REQUIREMENT ->
If a line of the data below contains the string "value", copy it into your answer.

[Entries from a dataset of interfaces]
============

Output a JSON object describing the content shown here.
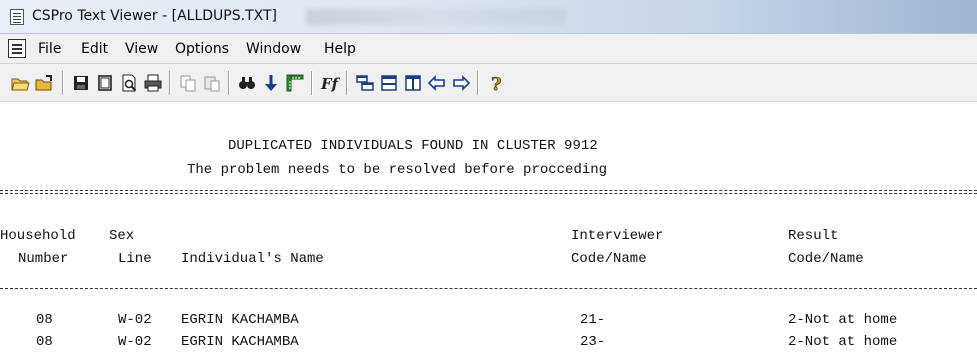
{
  "window": {
    "title": "CSPro Text Viewer - [ALLDUPS.TXT]"
  },
  "menu": {
    "items": [
      "File",
      "Edit",
      "View",
      "Options",
      "Window",
      "Help"
    ]
  },
  "toolbar": {
    "buttons": [
      "open-folder-icon",
      "open-file-icon",
      "save-icon",
      "blank-page-icon",
      "print-preview-icon",
      "print-icon",
      "copy-icon",
      "paste-icon",
      "find-icon",
      "down-arrow-icon",
      "ruler-icon",
      "font-icon",
      "tile-horizontal-icon",
      "tile-lines-icon",
      "tile-vertical-icon",
      "back-arrow-icon",
      "forward-arrow-icon",
      "help-icon"
    ]
  },
  "report": {
    "heading1": "DUPLICATED INDIVIDUALS FOUND IN CLUSTER 9912",
    "heading2": "The problem needs to be resolved before procceding",
    "columns": {
      "household_top": "Household",
      "household_bottom": "Number",
      "sex_top": "Sex",
      "line_bottom": "Line",
      "name": "Individual's Name",
      "interviewer_top": "Interviewer",
      "interviewer_bottom": "Code/Name",
      "result_top": "Result",
      "result_bottom": "Code/Name"
    },
    "rows": [
      {
        "household": "08",
        "line": "W-02",
        "name": "EGRIN KACHAMBA",
        "interviewer": "21-",
        "result": "2-Not at home"
      },
      {
        "household": "08",
        "line": "W-02",
        "name": "EGRIN KACHAMBA",
        "interviewer": "23-",
        "result": "2-Not at home"
      }
    ]
  }
}
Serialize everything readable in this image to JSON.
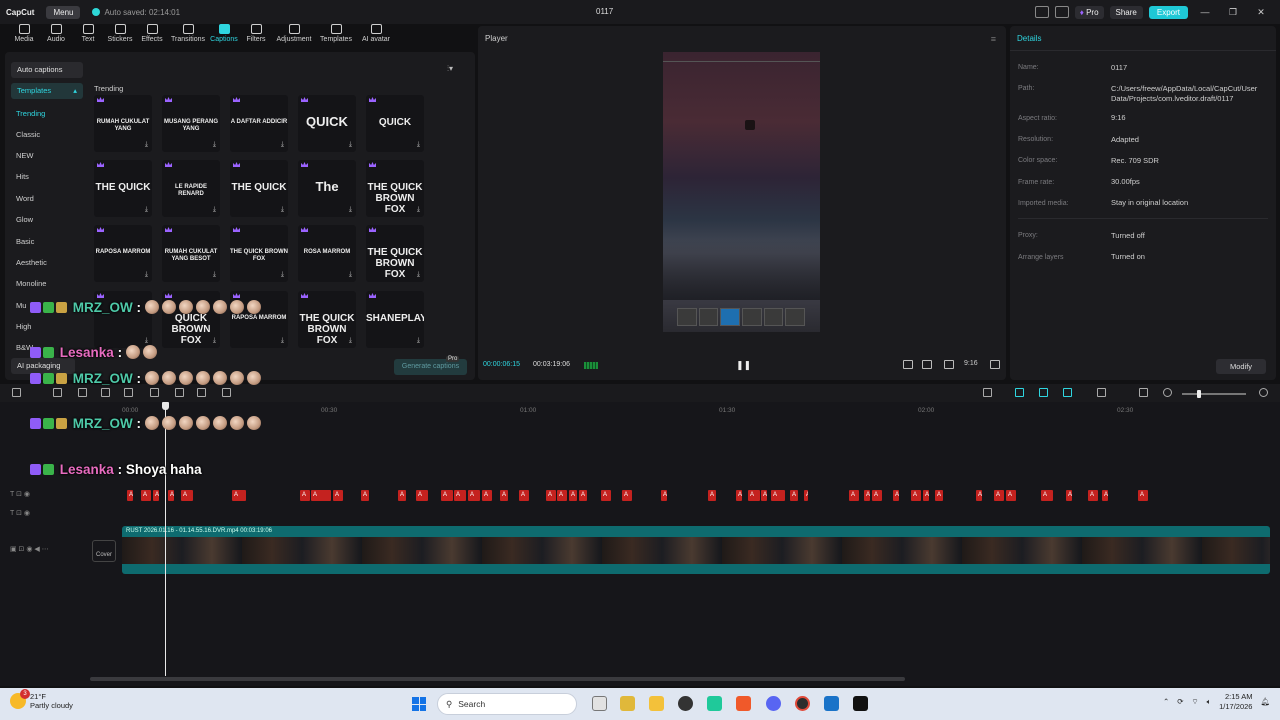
{
  "titlebar": {
    "app_name": "CapCut",
    "menu_label": "Menu",
    "autosave_text": "Auto saved: 02:14:01",
    "project_title": "0117",
    "pro_label": "Pro",
    "share_label": "Share",
    "export_label": "Export"
  },
  "toolbar": {
    "items": [
      "Media",
      "Audio",
      "Text",
      "Stickers",
      "Effects",
      "Transitions",
      "Captions",
      "Filters",
      "Adjustment",
      "Templates",
      "AI avatar"
    ],
    "active": "Captions"
  },
  "captions_panel": {
    "auto_captions_label": "Auto captions",
    "templates_label": "Templates",
    "categories": [
      "Trending",
      "Classic",
      "NEW",
      "Hits",
      "Word",
      "Glow",
      "Basic",
      "Aesthetic",
      "Monoline",
      "Mu",
      "High",
      "B&W"
    ],
    "ai_packaging_label": "AI packaging",
    "section_label": "Trending",
    "tiles": [
      {
        "text": "RUMAH CUKULAT YANG",
        "style": "small"
      },
      {
        "text": "MUSANG PERANG YANG",
        "style": "small"
      },
      {
        "text": "A DAFTAR ADDICIR",
        "style": "small"
      },
      {
        "text": "QUICK",
        "style": "big"
      },
      {
        "text": "QUICK",
        "style": "mid"
      },
      {
        "text": "THE QUICK",
        "style": "mid"
      },
      {
        "text": "LE RAPIDE RENARD",
        "style": "small"
      },
      {
        "text": "THE QUICK",
        "style": "mid"
      },
      {
        "text": "The",
        "style": "big"
      },
      {
        "text": "THE QUICK BROWN FOX",
        "style": "mid"
      },
      {
        "text": "RAPOSA MARROM",
        "style": "small"
      },
      {
        "text": "RUMAH CUKULAT YANG BESOT",
        "style": "small"
      },
      {
        "text": "THE QUICK BROWN FOX",
        "style": "small"
      },
      {
        "text": "ROSA MARROM",
        "style": "small"
      },
      {
        "text": "THE QUICK BROWN FOX",
        "style": "mid"
      },
      {
        "text": "",
        "style": "small"
      },
      {
        "text": "QUICK BROWN FOX",
        "style": "mid"
      },
      {
        "text": "RAPOSA MARROM",
        "style": "small"
      },
      {
        "text": "THE QUICK BROWN FOX",
        "style": "mid"
      },
      {
        "text": "SHANEPLAYS",
        "style": "mid"
      }
    ],
    "generate_label": "Generate captions",
    "generate_badge": "Pro"
  },
  "player": {
    "title": "Player",
    "current_time": "00:00:06:15",
    "total_time": "00:03:19:06",
    "ratio_label": "9:16"
  },
  "details": {
    "title": "Details",
    "rows": [
      {
        "label": "Name:",
        "value": "0117"
      },
      {
        "label": "Path:",
        "value": "C:/Users/freew/AppData/Local/CapCut/User Data/Projects/com.lveditor.draft/0117"
      },
      {
        "label": "Aspect ratio:",
        "value": "9:16"
      },
      {
        "label": "Resolution:",
        "value": "Adapted"
      },
      {
        "label": "Color space:",
        "value": "Rec. 709 SDR"
      },
      {
        "label": "Frame rate:",
        "value": "30.00fps"
      },
      {
        "label": "Imported media:",
        "value": "Stay in original location"
      },
      {
        "label": "Proxy:",
        "value": "Turned off"
      },
      {
        "label": "Arrange layers",
        "value": "Turned on"
      }
    ],
    "modify_label": "Modify"
  },
  "timeline": {
    "ruler": [
      "00:00",
      "00:30",
      "01:00",
      "01:30",
      "02:00",
      "02:30"
    ],
    "video_clip_label": "RUST 2026.01.16 - 01.14.55.16.DVR.mp4   00:03:19:06",
    "cover_label": "Cover",
    "caption_clip_text": "A"
  },
  "chat_overlay": [
    {
      "name": "MRZ_OW",
      "color": "#4ec9a8",
      "message": ":",
      "emotes": 7
    },
    {
      "name": "Lesanka",
      "color": "#e86cc0",
      "message": ":",
      "emotes": 2
    },
    {
      "name": "MRZ_OW",
      "color": "#4ec9a8",
      "message": ":",
      "emotes": 7
    },
    {
      "name": "MRZ_OW",
      "color": "#4ec9a8",
      "message": ":",
      "emotes": 7
    },
    {
      "name": "Lesanka",
      "color": "#e86cc0",
      "message": ": Shoya haha",
      "emotes": 0
    }
  ],
  "taskbar": {
    "weather_temp": "21°F",
    "weather_desc": "Partly cloudy",
    "weather_badge": "3",
    "search_placeholder": "Search",
    "time": "2:15 AM",
    "date": "1/17/2026"
  }
}
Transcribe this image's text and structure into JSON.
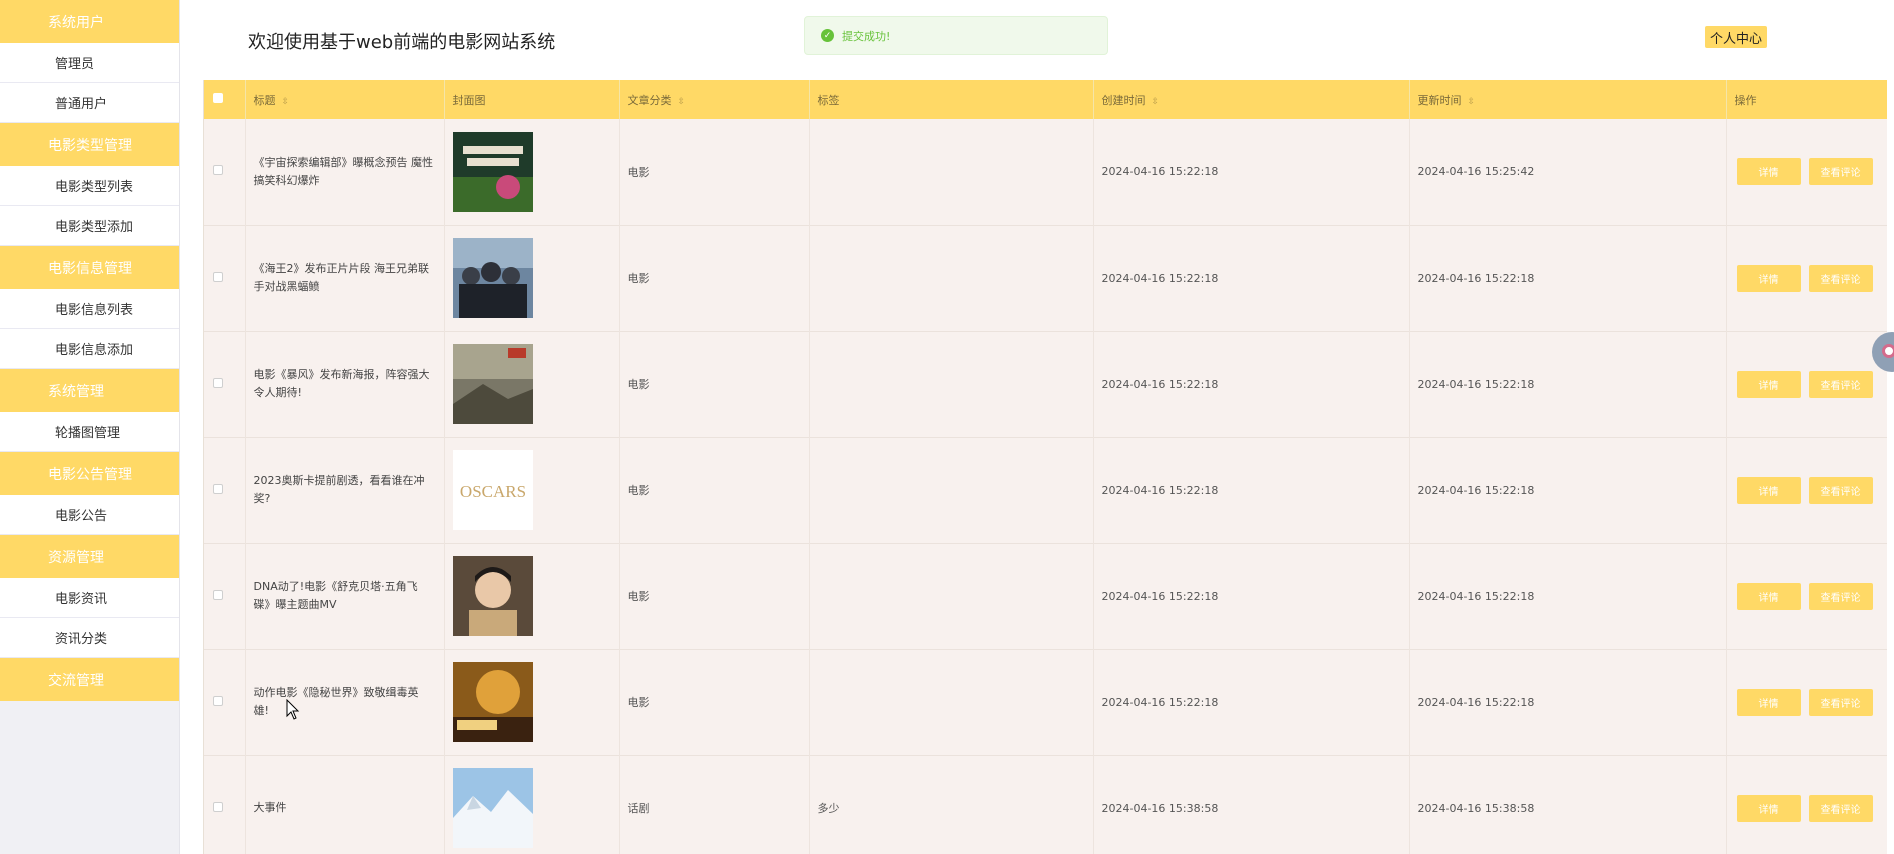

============

RESULT OF THE EXERCISE ->
        "value": "0117"
        "value": "C:/Users/freew/AppData/Local/CapCut/User Data/Projects/com.lveditor.draft/0117"
        "value": "9:16"
        "value": "Adapted"
        "value": "Rec. 709 SDR"
        "value": "30.00fps"
        "value": "Stay in original location"
        "value": "Turned off"
        "value": "Turned on"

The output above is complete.